Each image should be skipped while the records are restated word for word.

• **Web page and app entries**
==========

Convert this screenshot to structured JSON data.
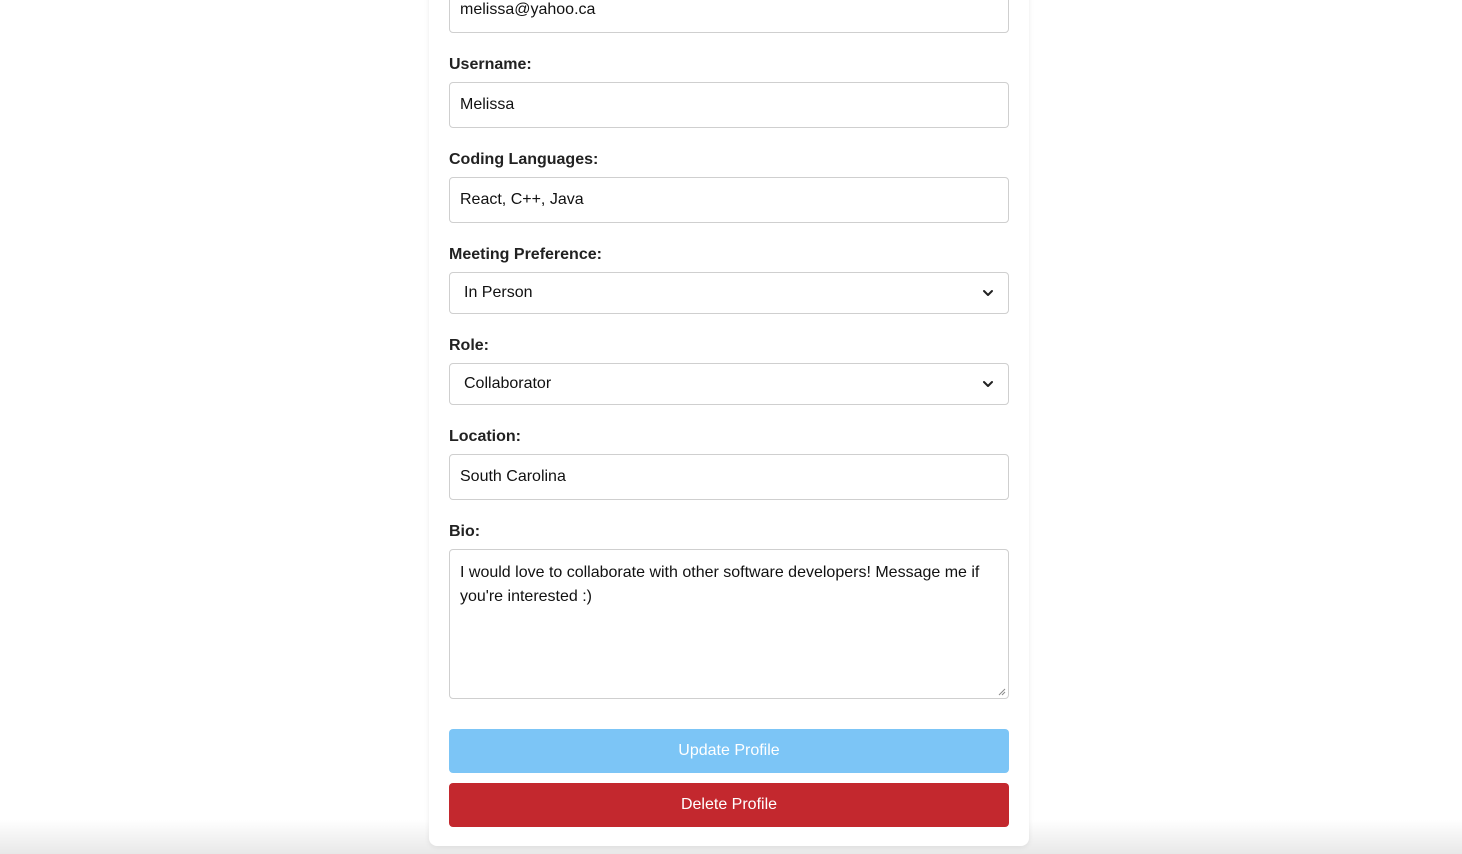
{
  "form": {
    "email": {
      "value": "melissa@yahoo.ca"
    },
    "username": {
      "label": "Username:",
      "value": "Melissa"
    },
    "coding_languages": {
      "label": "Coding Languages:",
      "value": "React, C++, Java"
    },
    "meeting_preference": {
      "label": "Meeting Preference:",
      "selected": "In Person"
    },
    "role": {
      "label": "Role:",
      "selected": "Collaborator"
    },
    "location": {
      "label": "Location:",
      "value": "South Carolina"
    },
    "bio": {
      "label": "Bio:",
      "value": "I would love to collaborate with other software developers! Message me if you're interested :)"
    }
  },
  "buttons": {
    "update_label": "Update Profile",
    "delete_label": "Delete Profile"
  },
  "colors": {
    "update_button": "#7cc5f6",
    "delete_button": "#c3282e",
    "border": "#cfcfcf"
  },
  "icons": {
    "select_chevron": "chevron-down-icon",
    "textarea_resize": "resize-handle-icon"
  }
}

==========

• **Exercise response**
Convert this screenshot to structured JSON data.
{
  "form": {
    "email": {
      "value": "melissa@yahoo.ca"
    },
    "username": {
      "label": "Username:",
      "value": "Melissa"
    },
    "coding_languages": {
      "label": "Coding Languages:",
      "value": "React, C++, Java"
    },
    "meeting_preference": {
      "label": "Meeting Preference:",
      "selected": "In Person"
    },
    "role": {
      "label": "Role:",
      "selected": "Collaborator"
    },
    "location": {
      "label": "Location:",
      "value": "South Carolina"
    },
    "bio": {
      "label": "Bio:",
      "value": "I would love to collaborate with other software developers! Message me if you're interested :)"
    }
  },
  "buttons": {
    "update_label": "Update Profile",
    "delete_label": "Delete Profile"
  },
  "colors": {
    "update_button": "#7cc5f6",
    "delete_button": "#c3282e",
    "border": "#cfcfcf"
  },
  "icons": {
    "select_chevron": "chevron-down-icon",
    "textarea_resize": "resize-handle-icon"
  }
}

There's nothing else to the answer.